Data for this task:

+ + + + +

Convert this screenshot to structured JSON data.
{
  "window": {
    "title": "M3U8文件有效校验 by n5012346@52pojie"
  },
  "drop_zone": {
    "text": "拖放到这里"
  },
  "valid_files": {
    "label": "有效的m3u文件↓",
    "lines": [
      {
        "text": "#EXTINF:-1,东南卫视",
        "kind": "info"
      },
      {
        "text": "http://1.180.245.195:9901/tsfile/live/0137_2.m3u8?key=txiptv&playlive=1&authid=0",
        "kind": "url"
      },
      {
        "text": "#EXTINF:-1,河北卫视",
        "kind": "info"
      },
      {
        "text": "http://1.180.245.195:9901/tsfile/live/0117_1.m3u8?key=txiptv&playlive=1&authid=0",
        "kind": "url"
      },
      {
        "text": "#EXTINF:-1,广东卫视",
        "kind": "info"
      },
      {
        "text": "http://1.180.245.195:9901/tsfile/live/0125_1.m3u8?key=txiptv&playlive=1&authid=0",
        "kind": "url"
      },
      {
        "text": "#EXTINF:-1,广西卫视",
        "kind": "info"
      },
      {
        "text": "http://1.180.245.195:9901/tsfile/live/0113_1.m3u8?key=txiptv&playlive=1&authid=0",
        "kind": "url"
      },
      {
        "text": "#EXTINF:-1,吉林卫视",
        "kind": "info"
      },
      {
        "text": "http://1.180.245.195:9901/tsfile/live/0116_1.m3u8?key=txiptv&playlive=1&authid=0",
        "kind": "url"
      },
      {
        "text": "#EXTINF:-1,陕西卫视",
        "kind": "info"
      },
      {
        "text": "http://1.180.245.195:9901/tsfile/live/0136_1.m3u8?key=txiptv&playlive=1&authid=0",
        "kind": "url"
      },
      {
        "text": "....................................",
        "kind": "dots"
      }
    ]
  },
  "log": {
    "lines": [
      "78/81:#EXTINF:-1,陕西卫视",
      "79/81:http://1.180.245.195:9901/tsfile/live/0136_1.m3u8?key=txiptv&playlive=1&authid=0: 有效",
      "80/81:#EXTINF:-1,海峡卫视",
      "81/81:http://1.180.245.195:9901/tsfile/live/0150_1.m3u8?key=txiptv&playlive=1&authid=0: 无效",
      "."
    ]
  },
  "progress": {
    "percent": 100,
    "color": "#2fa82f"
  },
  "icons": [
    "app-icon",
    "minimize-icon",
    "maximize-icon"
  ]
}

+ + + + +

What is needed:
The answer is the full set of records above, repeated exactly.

Exercise solution:
Convert this screenshot to structured JSON data.
{
  "window": {
    "title": "M3U8文件有效校验 by n5012346@52pojie"
  },
  "drop_zone": {
    "text": "拖放到这里"
  },
  "valid_files": {
    "label": "有效的m3u文件↓",
    "lines": [
      {
        "text": "#EXTINF:-1,东南卫视",
        "kind": "info"
      },
      {
        "text": "http://1.180.245.195:9901/tsfile/live/0137_2.m3u8?key=txiptv&playlive=1&authid=0",
        "kind": "url"
      },
      {
        "text": "#EXTINF:-1,河北卫视",
        "kind": "info"
      },
      {
        "text": "http://1.180.245.195:9901/tsfile/live/0117_1.m3u8?key=txiptv&playlive=1&authid=0",
        "kind": "url"
      },
      {
        "text": "#EXTINF:-1,广东卫视",
        "kind": "info"
      },
      {
        "text": "http://1.180.245.195:9901/tsfile/live/0125_1.m3u8?key=txiptv&playlive=1&authid=0",
        "kind": "url"
      },
      {
        "text": "#EXTINF:-1,广西卫视",
        "kind": "info"
      },
      {
        "text": "http://1.180.245.195:9901/tsfile/live/0113_1.m3u8?key=txiptv&playlive=1&authid=0",
        "kind": "url"
      },
      {
        "text": "#EXTINF:-1,吉林卫视",
        "kind": "info"
      },
      {
        "text": "http://1.180.245.195:9901/tsfile/live/0116_1.m3u8?key=txiptv&playlive=1&authid=0",
        "kind": "url"
      },
      {
        "text": "#EXTINF:-1,陕西卫视",
        "kind": "info"
      },
      {
        "text": "http://1.180.245.195:9901/tsfile/live/0136_1.m3u8?key=txiptv&playlive=1&authid=0",
        "kind": "url"
      },
      {
        "text": "....................................",
        "kind": "dots"
      }
    ]
  },
  "log": {
    "lines": [
      "78/81:#EXTINF:-1,陕西卫视",
      "79/81:http://1.180.245.195:9901/tsfile/live/0136_1.m3u8?key=txiptv&playlive=1&authid=0: 有效",
      "80/81:#EXTINF:-1,海峡卫视",
      "81/81:http://1.180.245.195:9901/tsfile/live/0150_1.m3u8?key=txiptv&playlive=1&authid=0: 无效",
      "."
    ]
  },
  "progress": {
    "percent": 100,
    "color": "#2fa82f"
  },
  "icons": [
    "app-icon",
    "minimize-icon",
    "maximize-icon"
  ]
}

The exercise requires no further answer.